A Los Angeles area multi-media company is asking for one more chance to explain to a court why the FCC was wrong to cancel a construction permit (CP) it once held.
Levine/Schwab Partnership, which does business as Schwab MultiMedia LLC, has filed a request with the U.S. Court of Appeals for the D.C. Circuit for an en banc hearing. The company is asking the court to reconsider an earlier decision in which the three-judge panel unanimously rejected the company’s appeal of an FCC decision that stripped away its chance to build a station.
Schwab MultiMedia admits there were delays in its attempts to build a transmitter site, but claims the FCC withheld critical information the court could have used in its decision making,
The company, which first applied to the FCC to build a new AM station in the Los Angeles area in 2004, was later awarded a CP in 2016 for the new station at 1500 kHz. However, a series of events “beyond its control” led to the station not being built.
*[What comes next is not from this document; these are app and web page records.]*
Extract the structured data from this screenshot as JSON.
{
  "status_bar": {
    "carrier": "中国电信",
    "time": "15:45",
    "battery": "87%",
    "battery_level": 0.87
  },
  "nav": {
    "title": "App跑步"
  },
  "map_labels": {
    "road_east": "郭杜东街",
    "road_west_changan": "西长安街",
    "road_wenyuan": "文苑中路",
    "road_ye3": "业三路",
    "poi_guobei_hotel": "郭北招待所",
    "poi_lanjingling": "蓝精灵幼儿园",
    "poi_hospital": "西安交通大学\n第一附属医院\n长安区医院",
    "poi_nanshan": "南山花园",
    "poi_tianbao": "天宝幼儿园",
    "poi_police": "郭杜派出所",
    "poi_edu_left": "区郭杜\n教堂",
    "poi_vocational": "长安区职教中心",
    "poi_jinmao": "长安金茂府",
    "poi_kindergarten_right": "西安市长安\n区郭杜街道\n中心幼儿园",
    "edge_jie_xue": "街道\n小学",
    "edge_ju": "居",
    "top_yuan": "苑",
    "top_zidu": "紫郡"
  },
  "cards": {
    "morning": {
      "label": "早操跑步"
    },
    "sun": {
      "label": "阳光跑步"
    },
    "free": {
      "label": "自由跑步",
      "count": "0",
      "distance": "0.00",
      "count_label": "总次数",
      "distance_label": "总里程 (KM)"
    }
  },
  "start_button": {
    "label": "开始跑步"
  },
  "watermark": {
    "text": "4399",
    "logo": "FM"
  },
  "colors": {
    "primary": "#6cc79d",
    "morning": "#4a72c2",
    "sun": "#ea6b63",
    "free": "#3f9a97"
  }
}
The FCC eventually denied the group’s fourth tolling request to extend the construction deadline for the unbuilt KWIF(AM), licensed to Culver City, Calif.
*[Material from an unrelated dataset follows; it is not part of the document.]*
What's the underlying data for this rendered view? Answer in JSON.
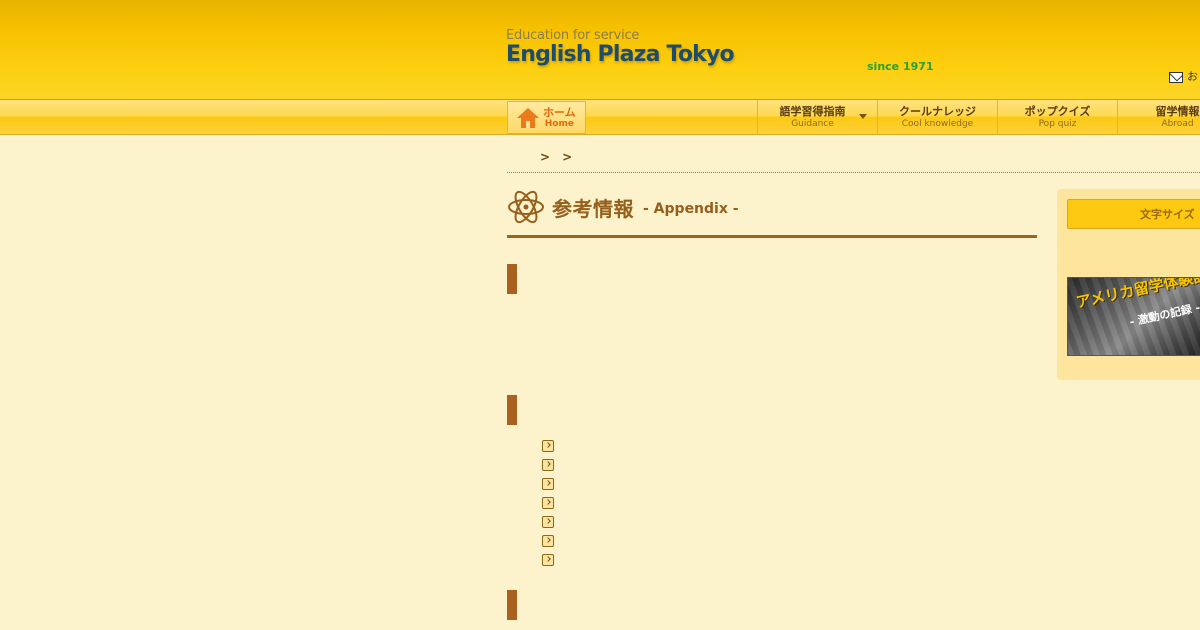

Absent an extension from the FCC, a broadcaster must build a station within three years, according to the FCC. The commission had previously granted Schwab MultiMedia three extensions to toll, or pause, the CP clock.
Schwab MultiMedia appealed the FCC’s decision and, in its latest petition, says this is a case of exceptional importance due to the possible loss of a major market radio station in Los Angeles. “This is unfortunately due to the confusion and misunderstanding of how information is misinterpreted by the court and other information curiously withheld by the FCC to you during the appeal hearing.”
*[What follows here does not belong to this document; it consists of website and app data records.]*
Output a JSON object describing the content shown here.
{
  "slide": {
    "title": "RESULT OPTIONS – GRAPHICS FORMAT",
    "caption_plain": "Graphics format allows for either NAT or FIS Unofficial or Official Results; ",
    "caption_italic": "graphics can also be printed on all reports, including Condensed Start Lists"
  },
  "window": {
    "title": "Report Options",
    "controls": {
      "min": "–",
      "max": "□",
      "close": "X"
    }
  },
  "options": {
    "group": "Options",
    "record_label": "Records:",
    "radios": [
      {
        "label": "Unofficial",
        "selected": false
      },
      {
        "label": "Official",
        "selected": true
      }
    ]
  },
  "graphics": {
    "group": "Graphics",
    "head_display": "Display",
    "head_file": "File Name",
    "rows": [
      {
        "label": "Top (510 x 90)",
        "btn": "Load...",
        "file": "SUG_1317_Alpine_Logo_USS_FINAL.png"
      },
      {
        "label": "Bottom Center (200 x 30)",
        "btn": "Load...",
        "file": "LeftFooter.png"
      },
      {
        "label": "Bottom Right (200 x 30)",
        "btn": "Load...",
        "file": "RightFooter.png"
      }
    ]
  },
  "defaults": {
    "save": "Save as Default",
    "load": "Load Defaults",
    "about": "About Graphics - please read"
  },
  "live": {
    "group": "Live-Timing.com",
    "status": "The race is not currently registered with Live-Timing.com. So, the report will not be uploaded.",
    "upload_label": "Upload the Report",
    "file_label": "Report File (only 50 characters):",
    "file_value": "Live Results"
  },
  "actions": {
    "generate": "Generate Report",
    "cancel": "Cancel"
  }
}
The AM wannabe, which claims in its filing that KWIF would have likely been the final AM license ever granted in the United States, says the court’s decision seems to be based on the company “not having a site” or lease of one. It then explains why the appeals court should reconsider:
- In the first place, a lease is not required by the FCC;
- Only reasonable assurances are required by the FCC;
- Verbal agreements for a lease would qualify;
- In fact, (Schwab) did have a lease and it was submitted in evidence, yet was somehow glossed over or not considered in the decision; and
- Therefore, that point which seemed to be of importance in the decision is moot.
Schwab MultiMedia in the filing also includes a brief rundown of what transpired and how if found itself in such a predicament. The company says the landlord of its original site withdrew permission to build the station. Then a subsequent site selected at the former KISS(AM) transmission facility in Montecito Heights, Los Angeles drew series of informal objections from Intelli Broadcasting, which operates KSPA(AM). That again slowed progress of the project, the company contends.
Lastly, the group proposed building the station at an alternative site at Fox Hills Mall in Culver City, Calif.
“These confusing events occurred so quickly I am sure that it was challenging even for counsel to keep up with timely and confusing procedural filings with the commission. We were then faced, not only with fires in the LA area but COVID causing the city of LA and Culver City to mandate closings that prohibited our readiness to construct,” the company told the court.
The appeal, signed by William Schwab, member of Levine/Schwab Partnership, claims the AM station would operate in digital-mode only. “A major goal of the FCC right now is to see Digital Radio Broadcasting implemented on AM. Since that is the mode of transmission of choice for me, we would be the only fully digital station in the market, to my knowledge.”
Schwab MultiMedia continues its argument: “The FCC point of view is that they like qualified operators. It will be at no cost to the commission to allow us to proceed, and if permitted the station will go on to prove itself as the shining star of the city.”
If the AM station were to fail after a court and FCC decision in Schwab’s favor, it should be “only from my own fault, and not one because of a tiny procedural snafu in this legal quagmire,” Schwab writes.